§ **Task statement**:
Could you find every line in the entries below that holds the word "ylabel" and copy it?

§ **Exercise input**:
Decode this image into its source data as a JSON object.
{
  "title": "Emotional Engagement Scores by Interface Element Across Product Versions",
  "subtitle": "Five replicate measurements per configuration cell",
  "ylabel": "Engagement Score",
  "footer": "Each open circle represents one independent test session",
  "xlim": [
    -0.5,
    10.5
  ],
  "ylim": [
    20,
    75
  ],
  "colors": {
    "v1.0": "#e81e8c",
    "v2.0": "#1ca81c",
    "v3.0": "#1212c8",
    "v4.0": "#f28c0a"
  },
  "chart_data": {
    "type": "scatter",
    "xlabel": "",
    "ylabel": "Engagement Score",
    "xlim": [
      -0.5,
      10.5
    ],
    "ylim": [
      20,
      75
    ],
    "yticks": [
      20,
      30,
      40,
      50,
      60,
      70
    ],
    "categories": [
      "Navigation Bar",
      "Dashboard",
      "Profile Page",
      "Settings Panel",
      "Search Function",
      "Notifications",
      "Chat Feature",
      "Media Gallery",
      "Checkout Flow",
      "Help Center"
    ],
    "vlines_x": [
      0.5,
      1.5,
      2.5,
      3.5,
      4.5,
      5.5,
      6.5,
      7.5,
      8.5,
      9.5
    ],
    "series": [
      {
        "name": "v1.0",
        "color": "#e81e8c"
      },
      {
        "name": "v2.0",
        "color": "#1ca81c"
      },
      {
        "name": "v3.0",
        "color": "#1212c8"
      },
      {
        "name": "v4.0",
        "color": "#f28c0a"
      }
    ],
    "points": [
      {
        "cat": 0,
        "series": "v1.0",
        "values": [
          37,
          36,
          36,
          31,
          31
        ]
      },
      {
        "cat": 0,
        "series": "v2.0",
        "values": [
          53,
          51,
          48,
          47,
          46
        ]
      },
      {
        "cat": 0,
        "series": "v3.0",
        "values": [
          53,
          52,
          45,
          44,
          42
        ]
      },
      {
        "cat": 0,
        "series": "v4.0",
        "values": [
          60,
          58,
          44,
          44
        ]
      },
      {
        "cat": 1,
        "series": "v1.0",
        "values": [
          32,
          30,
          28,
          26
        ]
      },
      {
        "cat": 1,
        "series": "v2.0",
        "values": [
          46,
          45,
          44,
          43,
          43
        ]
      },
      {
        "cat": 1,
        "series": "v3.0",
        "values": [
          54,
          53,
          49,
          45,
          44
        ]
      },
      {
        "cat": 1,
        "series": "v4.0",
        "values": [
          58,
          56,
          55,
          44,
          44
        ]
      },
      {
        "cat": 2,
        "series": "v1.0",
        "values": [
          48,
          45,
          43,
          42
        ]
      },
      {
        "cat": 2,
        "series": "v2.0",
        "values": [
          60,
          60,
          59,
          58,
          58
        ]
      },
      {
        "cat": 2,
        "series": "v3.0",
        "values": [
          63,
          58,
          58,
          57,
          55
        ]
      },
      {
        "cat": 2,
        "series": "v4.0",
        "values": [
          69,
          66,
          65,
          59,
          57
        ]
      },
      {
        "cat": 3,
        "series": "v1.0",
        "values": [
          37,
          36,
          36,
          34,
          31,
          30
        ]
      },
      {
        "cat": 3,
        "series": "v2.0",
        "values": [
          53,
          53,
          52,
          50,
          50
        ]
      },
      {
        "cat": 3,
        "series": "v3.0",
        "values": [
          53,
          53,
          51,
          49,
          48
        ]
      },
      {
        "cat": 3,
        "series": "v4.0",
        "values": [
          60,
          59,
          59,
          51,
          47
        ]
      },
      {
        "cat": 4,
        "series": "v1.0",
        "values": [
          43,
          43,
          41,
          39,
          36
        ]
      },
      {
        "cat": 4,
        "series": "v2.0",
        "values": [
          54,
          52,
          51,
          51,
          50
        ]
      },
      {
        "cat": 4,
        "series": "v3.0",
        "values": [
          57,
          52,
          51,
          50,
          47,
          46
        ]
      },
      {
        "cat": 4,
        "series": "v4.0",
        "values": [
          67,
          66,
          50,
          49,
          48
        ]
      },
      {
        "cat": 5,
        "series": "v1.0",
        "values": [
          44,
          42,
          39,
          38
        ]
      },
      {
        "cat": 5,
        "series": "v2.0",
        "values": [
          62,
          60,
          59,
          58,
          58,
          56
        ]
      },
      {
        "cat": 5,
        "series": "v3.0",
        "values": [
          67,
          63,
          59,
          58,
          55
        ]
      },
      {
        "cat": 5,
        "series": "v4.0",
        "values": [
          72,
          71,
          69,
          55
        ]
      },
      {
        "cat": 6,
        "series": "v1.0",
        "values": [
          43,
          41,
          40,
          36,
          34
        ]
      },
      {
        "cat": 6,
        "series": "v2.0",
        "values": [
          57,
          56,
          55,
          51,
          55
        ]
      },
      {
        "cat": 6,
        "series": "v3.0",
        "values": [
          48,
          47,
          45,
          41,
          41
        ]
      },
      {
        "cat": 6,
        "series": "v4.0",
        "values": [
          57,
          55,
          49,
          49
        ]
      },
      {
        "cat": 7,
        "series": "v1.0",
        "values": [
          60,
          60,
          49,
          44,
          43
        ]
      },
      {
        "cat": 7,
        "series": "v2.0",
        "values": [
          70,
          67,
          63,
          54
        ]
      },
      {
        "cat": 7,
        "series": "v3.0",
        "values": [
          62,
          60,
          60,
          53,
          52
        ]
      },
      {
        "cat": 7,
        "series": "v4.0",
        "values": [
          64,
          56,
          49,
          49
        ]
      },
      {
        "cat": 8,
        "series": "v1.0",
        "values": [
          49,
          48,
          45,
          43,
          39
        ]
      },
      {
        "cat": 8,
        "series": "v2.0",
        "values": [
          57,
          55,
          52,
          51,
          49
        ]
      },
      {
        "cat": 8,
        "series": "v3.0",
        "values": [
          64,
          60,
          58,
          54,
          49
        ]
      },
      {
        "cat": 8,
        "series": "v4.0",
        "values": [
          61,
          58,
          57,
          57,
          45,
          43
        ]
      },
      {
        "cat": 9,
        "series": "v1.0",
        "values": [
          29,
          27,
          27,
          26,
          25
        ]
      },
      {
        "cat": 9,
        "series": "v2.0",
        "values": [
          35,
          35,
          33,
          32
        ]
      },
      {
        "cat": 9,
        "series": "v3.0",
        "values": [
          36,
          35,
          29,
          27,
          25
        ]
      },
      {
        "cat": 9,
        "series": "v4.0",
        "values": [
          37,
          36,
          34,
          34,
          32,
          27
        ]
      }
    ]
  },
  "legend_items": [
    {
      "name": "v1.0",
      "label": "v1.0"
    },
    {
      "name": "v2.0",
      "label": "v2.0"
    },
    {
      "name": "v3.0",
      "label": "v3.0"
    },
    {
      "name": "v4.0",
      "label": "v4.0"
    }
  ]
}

§ **Written answer**:
  "ylabel": "Engagement Score",
    "ylabel": "Engagement Score",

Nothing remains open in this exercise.